Both of these faculty members have new books out this fall that examine issues of Native American identity and culture.

Hoelscher’s “Picturing Indians: Photographic Encounters and Tourist Fantasies in H.H. Bennett’s Wisconsin Dells” (University of Wisconsin Press, 2008) traces the many-layered relationship between white photographer H.H. Bennett and the Ho-Chunk Nation. Learn more about the Ho-Chunk people.

While Bsumek’s “Indian-Made: Navajo Culture in the Marketplace, 1868-1940” (University Press of Kansas, 2008) explores the complex links between Indian identity, the emergence of tourism in the Southwest, and the meanings behind the brand “Indian-made.”

Hoelscher and Bsumerk will discuss their work and sign copies of their books at Follett’s Intellectual Property this Thursday, Nov. 20 at 5:30 p.m.

Still want to learn more current American Indian cultural issues? Delve into other recent faculty books on this topic, such as:

• “Muting White Noise: Native American and European Novel Traditions” (University of Oklahoma Press, 2006) by James Cox, assistant professor of English;
• “New Perspectives on Native North America: Cultures, Histories, and Representations” (University of Nebraska Press, 2006) by Pauline Turner Strong, associate professor of anthropology; and
• “Captive Selves, Captivating Others: The Politics and Poetics of Colonial American Captivity Narratives” (Westview Press, 2000) also by Turner Strong.

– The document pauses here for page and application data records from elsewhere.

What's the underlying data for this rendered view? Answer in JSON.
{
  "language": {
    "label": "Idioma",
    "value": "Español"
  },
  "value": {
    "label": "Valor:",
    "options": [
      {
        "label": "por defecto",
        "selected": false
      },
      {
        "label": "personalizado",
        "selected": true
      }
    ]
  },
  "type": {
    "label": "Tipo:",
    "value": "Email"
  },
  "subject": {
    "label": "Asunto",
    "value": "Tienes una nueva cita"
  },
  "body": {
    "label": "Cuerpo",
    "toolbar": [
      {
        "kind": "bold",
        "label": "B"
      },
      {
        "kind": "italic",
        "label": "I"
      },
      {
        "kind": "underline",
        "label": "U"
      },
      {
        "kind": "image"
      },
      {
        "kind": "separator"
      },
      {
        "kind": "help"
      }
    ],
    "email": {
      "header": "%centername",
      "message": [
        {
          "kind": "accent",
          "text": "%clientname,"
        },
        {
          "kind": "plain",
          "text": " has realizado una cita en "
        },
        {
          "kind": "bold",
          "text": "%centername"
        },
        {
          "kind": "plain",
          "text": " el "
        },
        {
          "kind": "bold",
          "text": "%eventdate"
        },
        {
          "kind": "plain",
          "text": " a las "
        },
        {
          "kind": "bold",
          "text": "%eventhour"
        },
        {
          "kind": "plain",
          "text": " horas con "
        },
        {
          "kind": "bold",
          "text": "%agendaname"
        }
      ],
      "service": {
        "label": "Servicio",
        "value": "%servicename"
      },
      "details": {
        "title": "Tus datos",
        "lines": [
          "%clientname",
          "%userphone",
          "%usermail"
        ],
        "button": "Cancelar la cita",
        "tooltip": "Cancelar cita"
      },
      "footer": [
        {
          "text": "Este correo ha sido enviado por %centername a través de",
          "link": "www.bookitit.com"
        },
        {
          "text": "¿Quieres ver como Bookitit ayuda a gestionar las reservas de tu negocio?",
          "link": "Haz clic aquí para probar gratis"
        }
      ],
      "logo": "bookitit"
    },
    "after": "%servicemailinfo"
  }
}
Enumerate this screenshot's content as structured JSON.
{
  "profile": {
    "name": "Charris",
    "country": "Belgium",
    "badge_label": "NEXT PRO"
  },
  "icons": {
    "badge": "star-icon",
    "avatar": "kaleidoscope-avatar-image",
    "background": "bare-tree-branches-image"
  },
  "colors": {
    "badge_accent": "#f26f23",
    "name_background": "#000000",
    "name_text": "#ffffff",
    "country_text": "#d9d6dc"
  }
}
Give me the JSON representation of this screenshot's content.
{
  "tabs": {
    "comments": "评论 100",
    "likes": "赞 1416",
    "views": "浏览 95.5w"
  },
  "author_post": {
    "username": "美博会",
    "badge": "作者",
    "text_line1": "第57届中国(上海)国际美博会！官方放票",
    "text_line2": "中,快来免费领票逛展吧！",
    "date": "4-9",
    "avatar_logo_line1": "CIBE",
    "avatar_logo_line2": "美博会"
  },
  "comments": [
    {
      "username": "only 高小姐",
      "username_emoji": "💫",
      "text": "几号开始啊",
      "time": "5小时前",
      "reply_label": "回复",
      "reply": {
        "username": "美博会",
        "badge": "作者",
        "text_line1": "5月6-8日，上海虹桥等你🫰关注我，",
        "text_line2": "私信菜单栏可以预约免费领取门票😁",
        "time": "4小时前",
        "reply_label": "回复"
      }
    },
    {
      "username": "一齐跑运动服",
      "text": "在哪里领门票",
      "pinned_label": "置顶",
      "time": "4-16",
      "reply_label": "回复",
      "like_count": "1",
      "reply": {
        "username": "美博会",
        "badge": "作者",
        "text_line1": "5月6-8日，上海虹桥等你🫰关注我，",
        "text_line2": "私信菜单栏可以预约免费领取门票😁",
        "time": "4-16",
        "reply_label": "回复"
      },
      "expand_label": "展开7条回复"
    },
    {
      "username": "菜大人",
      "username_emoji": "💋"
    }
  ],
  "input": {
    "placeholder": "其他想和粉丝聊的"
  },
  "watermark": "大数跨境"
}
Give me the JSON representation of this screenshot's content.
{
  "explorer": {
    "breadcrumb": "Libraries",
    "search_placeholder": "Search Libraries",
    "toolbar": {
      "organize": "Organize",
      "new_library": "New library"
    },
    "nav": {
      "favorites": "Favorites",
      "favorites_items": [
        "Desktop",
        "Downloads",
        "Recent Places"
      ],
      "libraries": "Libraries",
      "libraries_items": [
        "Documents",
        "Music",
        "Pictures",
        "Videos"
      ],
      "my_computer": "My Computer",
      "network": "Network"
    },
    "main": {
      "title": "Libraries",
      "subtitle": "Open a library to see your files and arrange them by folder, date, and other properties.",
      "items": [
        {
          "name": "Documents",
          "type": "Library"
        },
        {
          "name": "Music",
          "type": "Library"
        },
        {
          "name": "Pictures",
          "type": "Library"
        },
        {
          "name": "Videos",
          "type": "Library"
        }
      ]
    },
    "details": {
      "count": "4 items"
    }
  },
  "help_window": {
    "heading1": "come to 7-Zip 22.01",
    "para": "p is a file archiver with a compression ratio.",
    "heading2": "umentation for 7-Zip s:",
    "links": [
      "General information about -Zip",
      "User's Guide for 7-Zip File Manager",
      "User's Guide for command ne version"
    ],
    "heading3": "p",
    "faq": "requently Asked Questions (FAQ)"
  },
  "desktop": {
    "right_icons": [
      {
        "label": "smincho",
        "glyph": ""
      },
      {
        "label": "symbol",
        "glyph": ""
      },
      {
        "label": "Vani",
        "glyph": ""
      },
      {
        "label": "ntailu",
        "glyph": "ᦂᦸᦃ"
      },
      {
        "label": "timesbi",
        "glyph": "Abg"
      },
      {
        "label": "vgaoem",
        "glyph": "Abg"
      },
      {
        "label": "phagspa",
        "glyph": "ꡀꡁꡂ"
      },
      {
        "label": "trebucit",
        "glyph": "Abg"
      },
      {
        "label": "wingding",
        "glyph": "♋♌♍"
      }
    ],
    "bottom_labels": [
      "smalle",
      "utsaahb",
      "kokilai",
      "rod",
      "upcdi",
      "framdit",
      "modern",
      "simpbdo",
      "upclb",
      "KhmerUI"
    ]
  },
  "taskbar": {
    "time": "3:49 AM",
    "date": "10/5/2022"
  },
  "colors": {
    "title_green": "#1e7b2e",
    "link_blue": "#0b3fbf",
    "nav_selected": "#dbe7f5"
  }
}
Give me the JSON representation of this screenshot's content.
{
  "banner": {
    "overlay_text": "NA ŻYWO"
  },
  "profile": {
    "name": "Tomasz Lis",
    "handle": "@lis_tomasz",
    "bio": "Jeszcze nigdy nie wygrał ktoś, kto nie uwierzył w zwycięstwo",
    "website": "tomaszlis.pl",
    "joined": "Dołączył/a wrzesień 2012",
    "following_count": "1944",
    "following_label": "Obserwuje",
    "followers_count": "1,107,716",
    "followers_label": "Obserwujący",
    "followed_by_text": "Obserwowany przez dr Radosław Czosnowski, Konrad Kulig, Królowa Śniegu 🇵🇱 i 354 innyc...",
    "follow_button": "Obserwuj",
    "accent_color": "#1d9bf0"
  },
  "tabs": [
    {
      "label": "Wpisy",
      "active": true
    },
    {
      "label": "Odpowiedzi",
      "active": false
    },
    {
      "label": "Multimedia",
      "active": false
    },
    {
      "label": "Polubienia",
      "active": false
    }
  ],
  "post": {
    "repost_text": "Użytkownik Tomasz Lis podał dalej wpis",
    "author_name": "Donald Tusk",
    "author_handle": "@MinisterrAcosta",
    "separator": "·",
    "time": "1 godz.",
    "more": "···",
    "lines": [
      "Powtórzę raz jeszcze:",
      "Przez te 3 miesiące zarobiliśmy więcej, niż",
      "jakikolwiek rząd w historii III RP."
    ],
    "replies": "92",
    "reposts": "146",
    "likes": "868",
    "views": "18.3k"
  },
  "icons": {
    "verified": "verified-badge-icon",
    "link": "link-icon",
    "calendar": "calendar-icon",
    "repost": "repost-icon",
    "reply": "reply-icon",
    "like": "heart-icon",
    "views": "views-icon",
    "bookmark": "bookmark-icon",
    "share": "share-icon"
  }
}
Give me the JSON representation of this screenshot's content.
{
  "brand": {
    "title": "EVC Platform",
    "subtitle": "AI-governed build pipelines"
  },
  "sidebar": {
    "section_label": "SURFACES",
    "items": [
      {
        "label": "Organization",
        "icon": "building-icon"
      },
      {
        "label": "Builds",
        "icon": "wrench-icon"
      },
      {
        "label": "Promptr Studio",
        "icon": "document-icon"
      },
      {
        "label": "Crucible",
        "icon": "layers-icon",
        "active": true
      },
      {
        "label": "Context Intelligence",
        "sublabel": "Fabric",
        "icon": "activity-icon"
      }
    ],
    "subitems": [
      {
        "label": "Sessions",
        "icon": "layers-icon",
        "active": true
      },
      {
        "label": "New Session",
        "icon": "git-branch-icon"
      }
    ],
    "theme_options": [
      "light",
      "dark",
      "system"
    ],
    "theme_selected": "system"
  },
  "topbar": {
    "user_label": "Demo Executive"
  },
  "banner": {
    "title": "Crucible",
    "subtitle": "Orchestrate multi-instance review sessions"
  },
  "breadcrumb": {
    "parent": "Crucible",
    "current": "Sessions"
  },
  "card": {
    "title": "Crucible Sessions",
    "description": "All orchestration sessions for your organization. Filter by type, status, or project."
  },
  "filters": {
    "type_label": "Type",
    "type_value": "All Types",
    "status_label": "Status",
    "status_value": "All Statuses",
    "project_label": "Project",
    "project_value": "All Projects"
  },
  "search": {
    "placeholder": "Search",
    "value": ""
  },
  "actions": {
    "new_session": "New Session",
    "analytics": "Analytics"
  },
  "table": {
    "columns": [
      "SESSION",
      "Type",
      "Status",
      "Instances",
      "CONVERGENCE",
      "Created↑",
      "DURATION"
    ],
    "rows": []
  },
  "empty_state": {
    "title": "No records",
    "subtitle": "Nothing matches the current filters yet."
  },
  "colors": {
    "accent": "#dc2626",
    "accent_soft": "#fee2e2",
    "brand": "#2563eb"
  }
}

For more background on Thanksgiving myths, check out “The Top 10 Myths About Thanksgiving” published by the History News Network at George Mason University.